So it was with massive relief that news emerged of talks regarding a TV deal. After the grave concerns that Rangers were in serious risk of going under, broadcasting rights are now being sought by SFL chairmen which will cover the majority of Rangers’ matches – around 25 is the number currently being posited. IMG, the marketing and image rights’ giant, is working on a deal which will see those critical funds arrive through broadcasting rights, an agreement which, currently, will show, presumably, a game a week, with the marquee selling point being Rangers matches.

Financial figures are as of yet unknown, naturally, given nothing has been agreed, but the sheer fact that Rangers’ finances are almost certainly going to be bailed out thanks to a deal of this nature is a major boost to the club.
The SFL have a real carrot within their negotiating capabilities. The interest Rangers’ plight has generated globally cannot be overstated – indeed, it is not an unrealistic concept to suggest there will be more attention focused on the third division this season than the SPL. This enticing prospect gives IMG and the SFL real bartering power, and could not only enable the merciful survival of Rangers, but would endow the clubs in the SFL with more cash than they could ever have dreamed of.
There is no denying that while the outcome of being in the bottom division is not the ideal solution for Rangers, it is the best thing to ever occur to the SFL. IMG and the SFL have pretty much the lay of the land at their disposal, and have an array of potential broadcasters to choose from. ESPN, BBC, ITV, Premier Sports, Eurosport – any of these could well be covering the bottom flight next season. There is even an ironic possibility a new, separate deal with Sky could be hammered out. One which focuses purely on the lower leagues.

Might still be watching our games on this network next season.

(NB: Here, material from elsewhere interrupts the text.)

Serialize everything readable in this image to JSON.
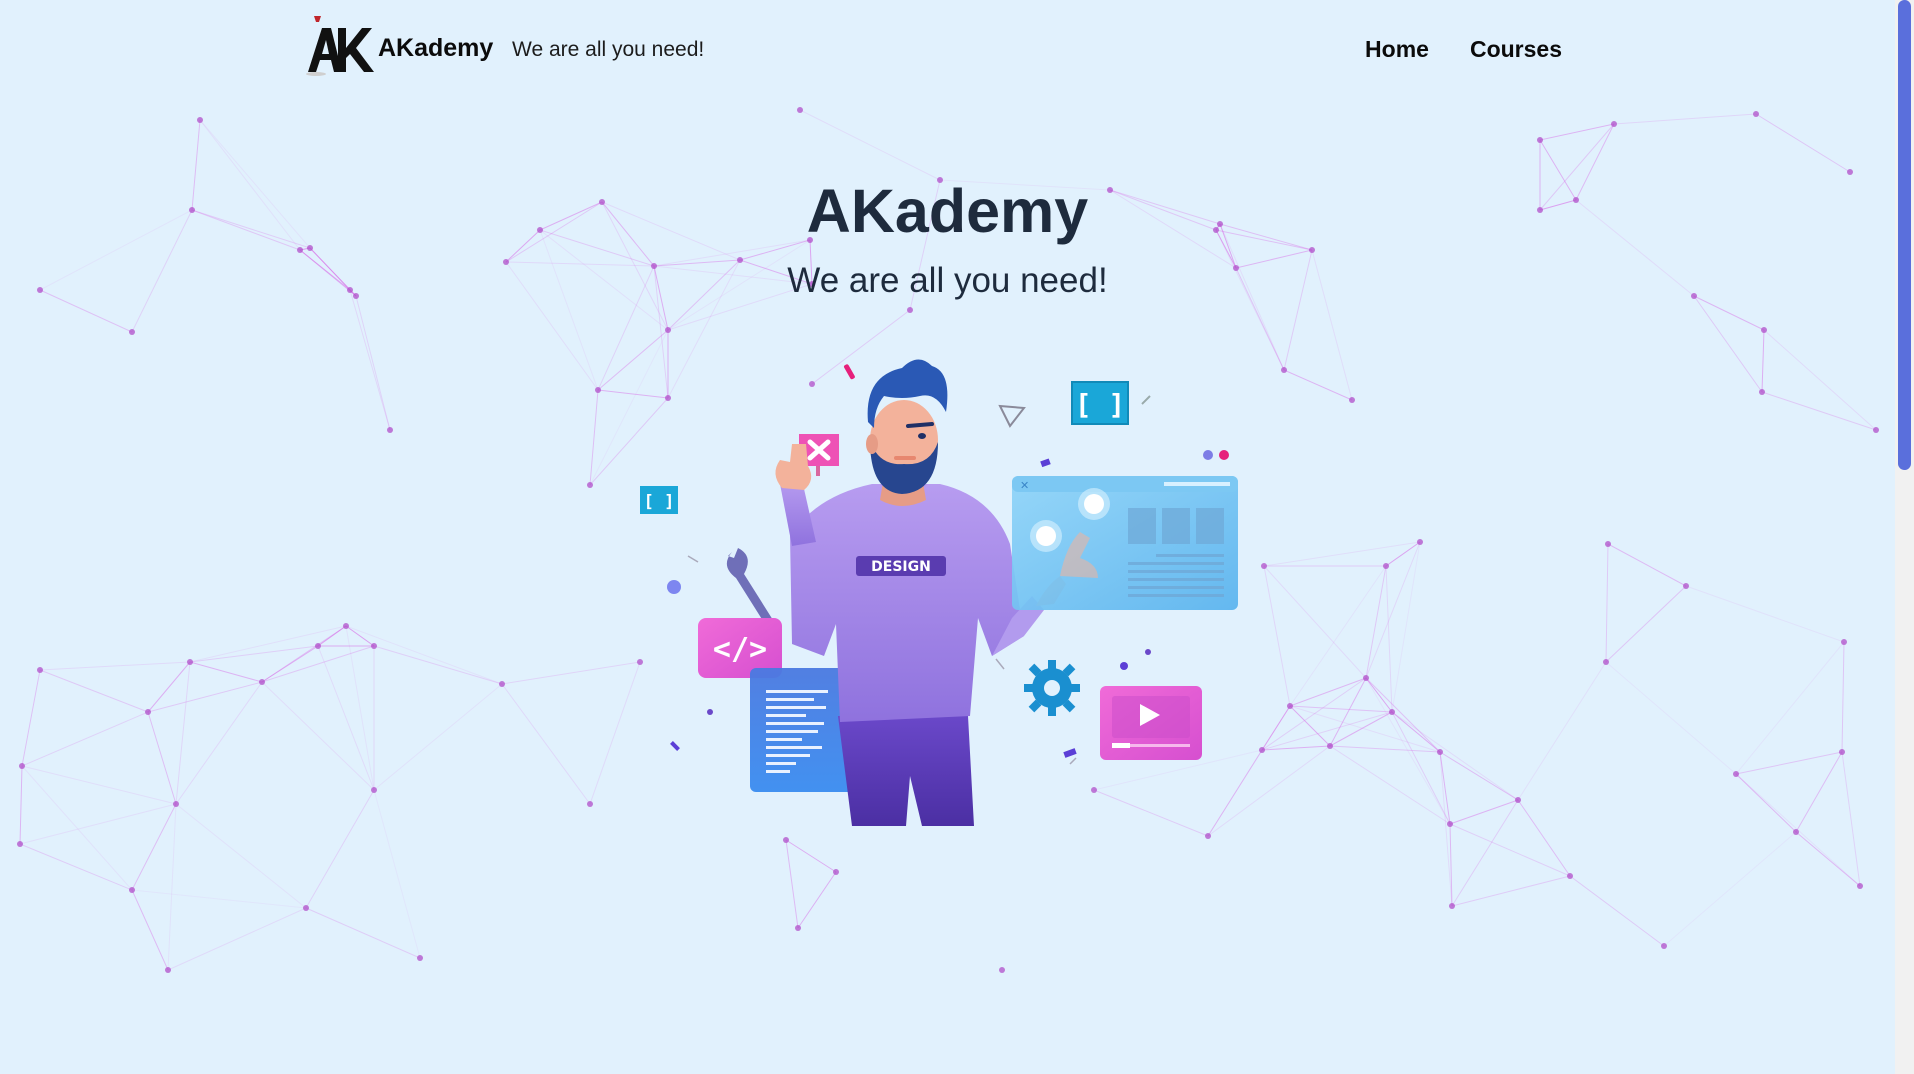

The further irony about all this is poor old Neil Doncaster and his SPL directors have to submit to a massive loss in revenue due to the renegotiation of their Sky/ESPN deal in light of the loss of Rangers. Currently worth £110M, the deal could be massively cut to a third less – rumours of a £40M offer have even been suggested, one described as ‘generous’ by insiders. So while the SFL may end up completely flourishing thanks to Rangers’ entry there, the league they have departed from really will go into financial meltdown.

Of course, this is not forgetting that SFA membership is yet to be agreed, something which is effectively dependent on accepting the illegal transfer embargo and other potential sanctions including stripping league titles. So while the recent news has been cause for celebration, the club is not out the woods yet.
Let us hope the trees soon disappear and we can get back to playing football.